This strategy can help protect margins, without spooking customers, if restaurants maintain their entry-level menu prices and thus stay accessible to price-sensitive diners. Recently, Wendy’s increased the price of its value meals — including $4, $5 and $6 Biggie Bags for different dayparts — and scuttled its “4 for $4” deal in response to operator pushback.
Domino’s raised its Mix and Match deal, which cost $5.99 for more than a decade, to $6.99 last year. Olive Garden also revived its Never-Ending Pasta Bowl in 2022 after a three-year hiatus, raising the price nearly 30% to “communicate value without impacting margins,” Silberman said.
Rewards platforms are also powerful discount tools, Silberman said, because they can offer restaurant customers more personalized value offerings that also optimize operations. For example, Starbucks recently ran a “September ThursYays” campaign where diners could buy a seasonal fall beverage and get one free after 12 p.m. in order to draw traffic to its sleepier afternoon daypart. Shake Shack, which doesn’t typically offer value items, launched its afternoon BOGO milkshake offering last year to drive incremental visits on weekdays.
Improving efficiency can yield meaningful comp gains
Chains have invested in smaller store models and automated equipment in response to above-average turnover of the past few years. Labor instability has been a drag on operational efficiency, but now that restaurant worker supply is stabilizing, companies have more bandwidth to optimize their systems, Silberman said.
“McDonald’s used to say every 10 seconds saved at the drive-thru is 1% in comp,” she said. “While the numbers would be different today, this really emphasizes how meaningful improvements to operations can be to change our sales.”
Silberman pointed to Chipotle’s throughput, which is down in 2023 compared to 2014 and 2015 performance, as an example of latent opportunity to improve traffic. Currently, the fast casual chain sells 22 to 23 burritos or bowls during 15-minute intervals in the peak lunch and dinner dayparts, between 12 p.m. and 1 p.m. and 6 p.m. and 7 p.m., respectively. Comparatively, Chipotle sold between 28 and 29 burritos and bowls during these 15-minute periods almost a decade ago.
“If [Chipotle] gets back to that historic productivity that is a [nearly] 10% traffic lift,” she said.

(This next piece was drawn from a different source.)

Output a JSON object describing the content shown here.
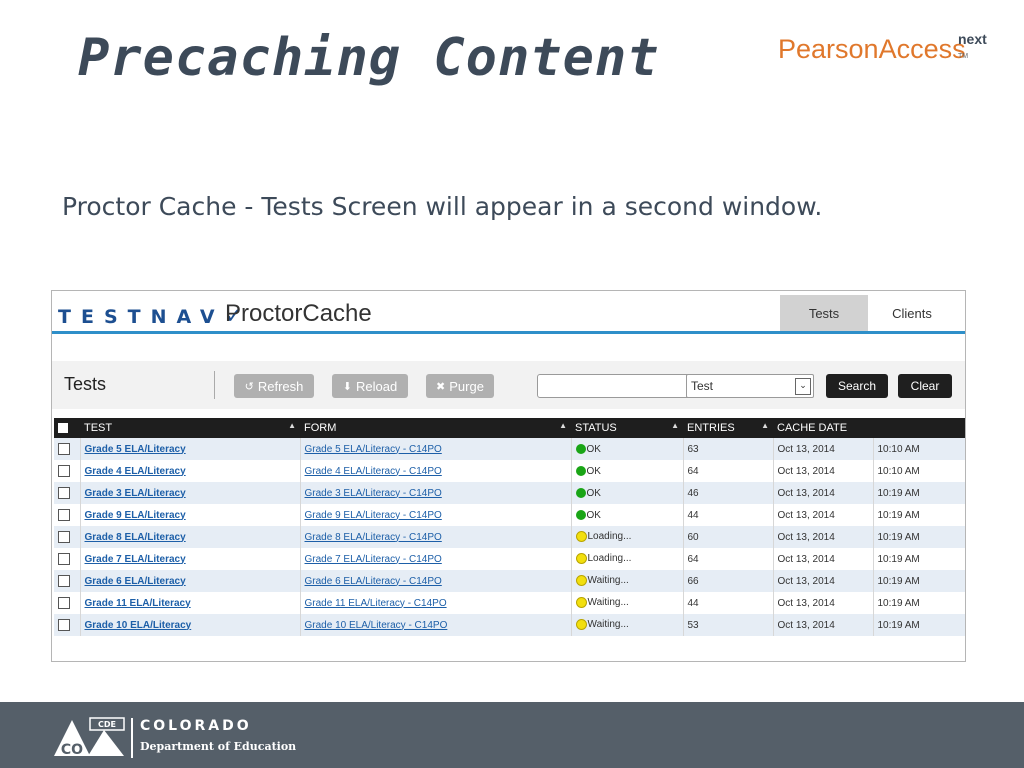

The operations improvements Chipotle is already making, including Chipotlane expansion and in-person employee training, are why it is one of the only major restaurant chains with positive traffic right now, Silberman said.
Menu innovation can create incremental occasions
Though the trend of the past few years has been to trim menus to reduce complexity and improve fulfillment speed, restaurants can grow traffic with strategic menu launches during slow dayparts, Silberman said.
“Impactful innovation can drive traffic,” she said. “McDonald’s has done a great job of this over the years, with its Grimace Shake earlier this year, and it was one of the most engaging campaigns ever in the company’s history.”
Companies have recently begun emphasizing breakfast and late-night hours with offerings that can encourage food attach in a bid to grow traffic and sales. Wendy’s and Pizza Hut have extended their evening hours to attract late-night crowds, for example, and Pizza Hut has also developed handheld Melts to attract on-the-go diners. Similarly, Taco Bell is testing chicken nuggets and has brought back its Nacho Fries to encourage snacking occasions during non-peak hours.